# What to work on
Every line below must be copied as written, except for pictures.
---*---
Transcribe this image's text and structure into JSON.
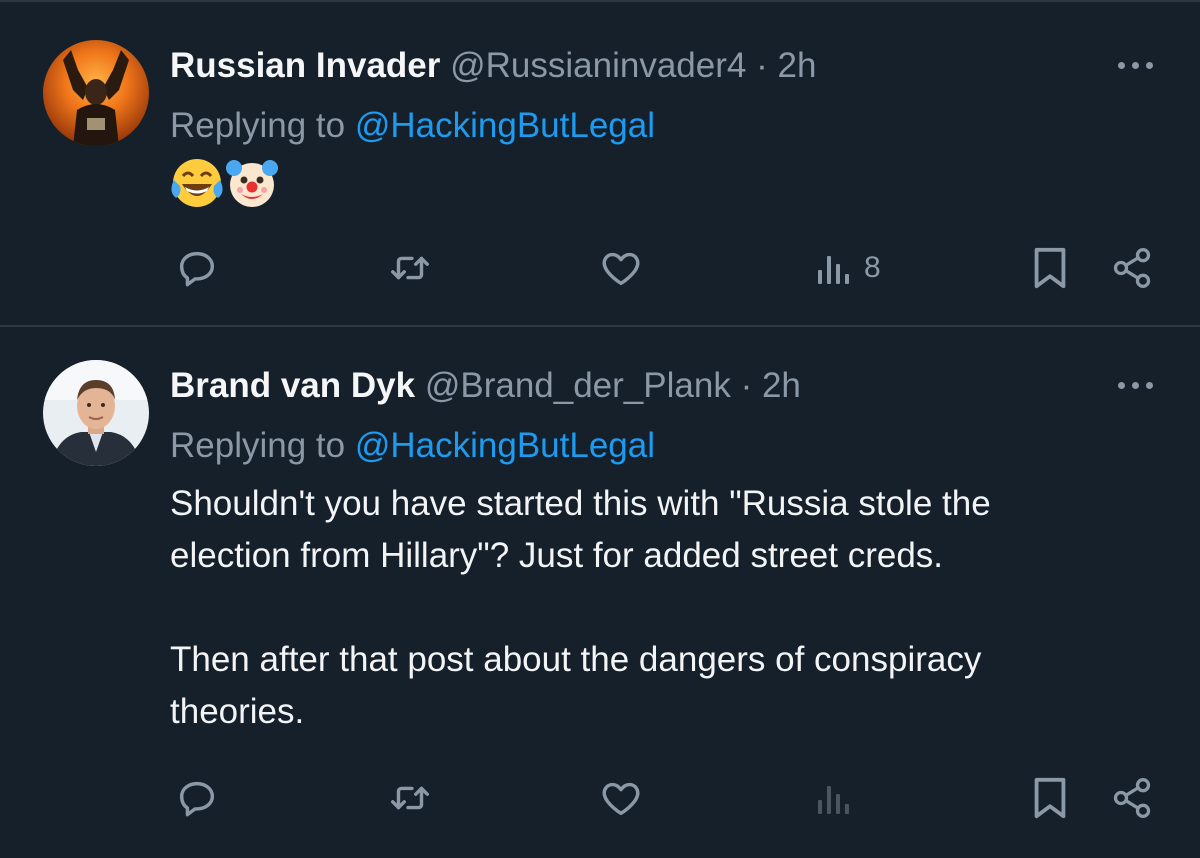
{
  "tweets": [
    {
      "author": {
        "name": "Russian Invader",
        "handle": "@Russianinvader4"
      },
      "separator": "·",
      "time": "2h",
      "replying_prefix": "Replying to",
      "replying_to": "@HackingButLegal",
      "emojis": [
        "face-with-tears-of-joy",
        "clown-face"
      ],
      "actions": {
        "views_count": "8"
      }
    },
    {
      "author": {
        "name": "Brand van Dyk",
        "handle": "@Brand_der_Plank"
      },
      "separator": "·",
      "time": "2h",
      "replying_prefix": "Replying to",
      "replying_to": "@HackingButLegal",
      "text_lines": [
        "Shouldn't you have started this with \"Russia stole the",
        "election from Hillary\"? Just for added street creds.",
        "Then after that post about the dangers of conspiracy",
        "theories."
      ],
      "actions": {
        "views_count": ""
      }
    }
  ],
  "colors": {
    "background": "#16202b",
    "text_primary": "#f2f4f6",
    "text_secondary": "#8b98a5",
    "link": "#1d9bf0",
    "divider": "#2f3943"
  },
  "icons": [
    "reply-icon",
    "retweet-icon",
    "like-icon",
    "views-icon",
    "bookmark-icon",
    "share-icon",
    "more-icon"
  ]
}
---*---
# Answer box
Transcribe this image's text and structure into JSON.
{
  "tweets": [
    {
      "author": {
        "name": "Russian Invader",
        "handle": "@Russianinvader4"
      },
      "separator": "·",
      "time": "2h",
      "replying_prefix": "Replying to",
      "replying_to": "@HackingButLegal",
      "emojis": [
        "face-with-tears-of-joy",
        "clown-face"
      ],
      "actions": {
        "views_count": "8"
      }
    },
    {
      "author": {
        "name": "Brand van Dyk",
        "handle": "@Brand_der_Plank"
      },
      "separator": "·",
      "time": "2h",
      "replying_prefix": "Replying to",
      "replying_to": "@HackingButLegal",
      "text_lines": [
        "Shouldn't you have started this with \"Russia stole the",
        "election from Hillary\"? Just for added street creds.",
        "Then after that post about the dangers of conspiracy",
        "theories."
      ],
      "actions": {
        "views_count": ""
      }
    }
  ],
  "colors": {
    "background": "#16202b",
    "text_primary": "#f2f4f6",
    "text_secondary": "#8b98a5",
    "link": "#1d9bf0",
    "divider": "#2f3943"
  },
  "icons": [
    "reply-icon",
    "retweet-icon",
    "like-icon",
    "views-icon",
    "bookmark-icon",
    "share-icon",
    "more-icon"
  ]
}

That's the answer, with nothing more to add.